Tuesday, December 16, 2008

Old Tokyo Master

The Old Tokyo Master walks slowly, gently tapping the ground with his cane. Quiet and attentive. Pigeons scatter and take to the wide clear sky. People bustle and papers swirl in the wintery winds. Seemingly invisible, The Master pays and picks up a bag of rice and places it on his shoulder. The retailer watching quietly as The Master moves on and bleeds into the crowds of shoppers. Through tiny back streets, past the grease exhaust plumes of restaurant piping and boxes stacked on top of garbage crates, he makes his way to a tattered, squeaky door that leads to a set of stairs. Walking slowly down the hall he slides the key into the hole and enters. Lacquered wood floors and ceramic figurines glisten in the golden sunlight shooting through the blinds into his dark apartment. Collections of Buddhist and Taoist texts line the book shelves and Aikido manuals are neatly stacked next to the dusty old television. On the stove whistles a kettle and steaming water is delicately poured into a clay mug holding tea leaves. Pigeons line the wires outside the window and a cat licks his paws on the ledge. The Master kneels and places the mug on the top of the low rise table. A black and white picture of his father hangs on the wall. His father is standing on the rocks on a shoreline somewhere in the Okinawa Islands, lean muscle still wrapping his Father’s ninety-year old frame. Composed and silent, The Old Tokyo Master closes his eyes, envisioning his body corroding and material belongings composting into nothingness, the vibrant faces and voices of his family and friends slowly fading into eternal silence. A clock ticks in the background. After a few minutes he opens his eyes and takes a sip of tea and bends to look out the window. A former student of his runs a Dojo down the street, he can see other students learning the movements of self-awareness and self-discipline.

Mastering the Self is a constant practice.

1 comment:

The Square Corner said...

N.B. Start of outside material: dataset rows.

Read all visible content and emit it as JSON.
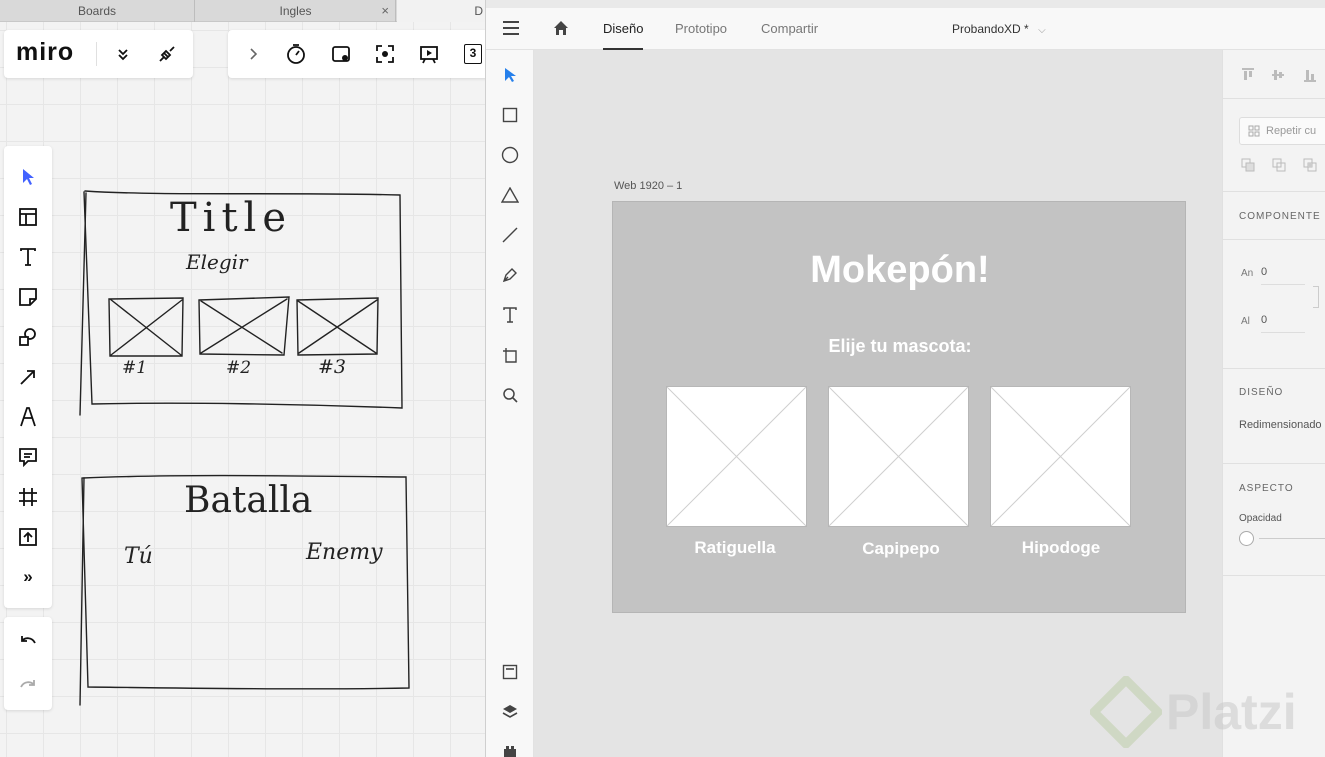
{
  "miro": {
    "tabs": [
      {
        "label": "Boards"
      },
      {
        "label": "Ingles",
        "close": "×"
      },
      {
        "label": "D"
      }
    ],
    "logo": "miro",
    "toolbar_icons": [
      "chevron-right-icon",
      "timer-icon",
      "card-icon",
      "focus-icon",
      "present-icon",
      "count-icon"
    ],
    "count_badge": "3",
    "left_tools": [
      "select-icon",
      "template-icon",
      "text-icon",
      "sticky-note-icon",
      "shapes-icon",
      "arrow-icon",
      "pen-icon",
      "comment-icon",
      "frame-icon",
      "upload-icon",
      "more-icon"
    ],
    "more_glyph": "»",
    "sketch": {
      "frame1": {
        "title": "Title",
        "subtitle": "Elegir",
        "labels": [
          "#1",
          "#2",
          "#3"
        ]
      },
      "frame2": {
        "title": "Batalla",
        "left": "Tú",
        "right": "Enemy"
      }
    }
  },
  "xd": {
    "tabs": [
      {
        "label": "Diseño",
        "active": true
      },
      {
        "label": "Prototipo",
        "active": false
      },
      {
        "label": "Compartir",
        "active": false
      }
    ],
    "doc_title": "ProbandoXD *",
    "artboard_label": "Web 1920 – 1",
    "artboard": {
      "title": "Mokepón!",
      "subtitle": "Elije tu mascota:",
      "pets": [
        "Ratiguella",
        "Capipepo",
        "Hipodoge"
      ]
    },
    "right_panel": {
      "repeat": "Repetir cu",
      "component": "COMPONENTE",
      "width_label": "An",
      "width_value": "0",
      "height_label": "Al",
      "height_value": "0",
      "design": "DISEÑO",
      "resize": "Redimensionado",
      "aspect": "ASPECTO",
      "opacity": "Opacidad"
    },
    "watermark": "Platzi"
  },
  "colors": {
    "accent": "#2680eb",
    "artboard": "#c3c3c3",
    "miro_select": "#4262ff"
  }
}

Dox, Your post is very evocative, to me, anyway. Brings back vivid memories of my Tokyo days. Over the next few days, weeks, months, I may even refer to the great love of my life I found in Japan. You'll find it at The Square Corner--the old story of the one I let get away. You must read Mishima. I think he is your kind of writer. One of the greats of the 20th century. Killed himself. Tried a feeble coup against the elected Japanese government because he and his crew of right wing nut jobs didn't think they were militaristic enough. Committed ritualistic suicide at the Defense force headquarters. Stuck a dagger in his stomach and had a comrade chop his head off. A great writer, though. Temple of the Golden Pavilion is his masterpiece.

To your fine work: you seem to understand the Japanese and their reverence for the old and their worship of ancestors. You really do bring that forward in your writing. Keep up the blog. The whole economic system is about to collapse and many of us will end up emaciated, walking ghosts before the great plaque wipes out nearly all of humanity and close to 10% of the cat population. That's the way I call it. So in the meantime, think happy thoughts and keep on blogging.

All the best.
Square Corner